#### [TASK OBJECTIVE]
Write the material out again, line by line, exactly as it is.

==*==

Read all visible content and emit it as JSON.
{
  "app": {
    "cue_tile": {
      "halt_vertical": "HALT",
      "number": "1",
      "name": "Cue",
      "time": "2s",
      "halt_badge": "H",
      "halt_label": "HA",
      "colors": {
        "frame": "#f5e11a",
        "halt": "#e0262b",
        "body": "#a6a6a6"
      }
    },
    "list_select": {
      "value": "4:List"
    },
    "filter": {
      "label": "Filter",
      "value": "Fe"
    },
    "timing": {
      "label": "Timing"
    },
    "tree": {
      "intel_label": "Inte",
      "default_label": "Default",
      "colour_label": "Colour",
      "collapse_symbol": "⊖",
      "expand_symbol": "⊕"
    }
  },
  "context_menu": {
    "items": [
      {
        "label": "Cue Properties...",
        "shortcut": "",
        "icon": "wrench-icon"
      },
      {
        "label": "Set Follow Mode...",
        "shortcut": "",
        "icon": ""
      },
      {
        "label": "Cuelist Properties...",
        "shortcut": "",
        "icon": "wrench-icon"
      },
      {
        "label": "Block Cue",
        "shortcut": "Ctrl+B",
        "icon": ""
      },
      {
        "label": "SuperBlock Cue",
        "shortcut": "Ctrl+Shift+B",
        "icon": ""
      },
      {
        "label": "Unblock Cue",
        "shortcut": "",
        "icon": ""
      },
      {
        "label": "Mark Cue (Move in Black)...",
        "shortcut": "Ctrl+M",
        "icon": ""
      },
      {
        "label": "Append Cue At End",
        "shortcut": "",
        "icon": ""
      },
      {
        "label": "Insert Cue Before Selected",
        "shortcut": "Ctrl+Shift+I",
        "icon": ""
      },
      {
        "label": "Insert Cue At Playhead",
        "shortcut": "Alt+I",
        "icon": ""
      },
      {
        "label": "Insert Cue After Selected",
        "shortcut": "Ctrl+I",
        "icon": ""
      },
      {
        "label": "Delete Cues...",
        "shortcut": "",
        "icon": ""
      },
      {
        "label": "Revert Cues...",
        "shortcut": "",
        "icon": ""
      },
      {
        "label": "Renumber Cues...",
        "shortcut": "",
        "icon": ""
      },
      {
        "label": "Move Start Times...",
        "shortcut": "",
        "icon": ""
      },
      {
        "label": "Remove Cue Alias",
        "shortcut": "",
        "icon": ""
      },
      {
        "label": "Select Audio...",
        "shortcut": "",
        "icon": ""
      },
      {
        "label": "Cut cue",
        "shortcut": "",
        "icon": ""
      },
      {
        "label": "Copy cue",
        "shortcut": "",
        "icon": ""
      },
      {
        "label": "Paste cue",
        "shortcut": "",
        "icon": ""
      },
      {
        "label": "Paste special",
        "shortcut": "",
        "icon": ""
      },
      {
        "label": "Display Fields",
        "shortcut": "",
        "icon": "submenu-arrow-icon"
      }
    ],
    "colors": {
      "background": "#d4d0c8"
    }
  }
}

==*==

#### [ANSWER SPACE]
Read all visible content and emit it as JSON.
{
  "app": {
    "cue_tile": {
      "halt_vertical": "HALT",
      "number": "1",
      "name": "Cue",
      "time": "2s",
      "halt_badge": "H",
      "halt_label": "HA",
      "colors": {
        "frame": "#f5e11a",
        "halt": "#e0262b",
        "body": "#a6a6a6"
      }
    },
    "list_select": {
      "value": "4:List"
    },
    "filter": {
      "label": "Filter",
      "value": "Fe"
    },
    "timing": {
      "label": "Timing"
    },
    "tree": {
      "intel_label": "Inte",
      "default_label": "Default",
      "colour_label": "Colour",
      "collapse_symbol": "⊖",
      "expand_symbol": "⊕"
    }
  },
  "context_menu": {
    "items": [
      {
        "label": "Cue Properties...",
        "shortcut": "",
        "icon": "wrench-icon"
      },
      {
        "label": "Set Follow Mode...",
        "shortcut": "",
        "icon": ""
      },
      {
        "label": "Cuelist Properties...",
        "shortcut": "",
        "icon": "wrench-icon"
      },
      {
        "label": "Block Cue",
        "shortcut": "Ctrl+B",
        "icon": ""
      },
      {
        "label": "SuperBlock Cue",
        "shortcut": "Ctrl+Shift+B",
        "icon": ""
      },
      {
        "label": "Unblock Cue",
        "shortcut": "",
        "icon": ""
      },
      {
        "label": "Mark Cue (Move in Black)...",
        "shortcut": "Ctrl+M",
        "icon": ""
      },
      {
        "label": "Append Cue At End",
        "shortcut": "",
        "icon": ""
      },
      {
        "label": "Insert Cue Before Selected",
        "shortcut": "Ctrl+Shift+I",
        "icon": ""
      },
      {
        "label": "Insert Cue At Playhead",
        "shortcut": "Alt+I",
        "icon": ""
      },
      {
        "label": "Insert Cue After Selected",
        "shortcut": "Ctrl+I",
        "icon": ""
      },
      {
        "label": "Delete Cues...",
        "shortcut": "",
        "icon": ""
      },
      {
        "label": "Revert Cues...",
        "shortcut": "",
        "icon": ""
      },
      {
        "label": "Renumber Cues...",
        "shortcut": "",
        "icon": ""
      },
      {
        "label": "Move Start Times...",
        "shortcut": "",
        "icon": ""
      },
      {
        "label": "Remove Cue Alias",
        "shortcut": "",
        "icon": ""
      },
      {
        "label": "Select Audio...",
        "shortcut": "",
        "icon": ""
      },
      {
        "label": "Cut cue",
        "shortcut": "",
        "icon": ""
      },
      {
        "label": "Copy cue",
        "shortcut": "",
        "icon": ""
      },
      {
        "label": "Paste cue",
        "shortcut": "",
        "icon": ""
      },
      {
        "label": "Paste special",
        "shortcut": "",
        "icon": ""
      },
      {
        "label": "Display Fields",
        "shortcut": "",
        "icon": "submenu-arrow-icon"
      }
    ],
    "colors": {
      "background": "#d4d0c8"
    }
  }
}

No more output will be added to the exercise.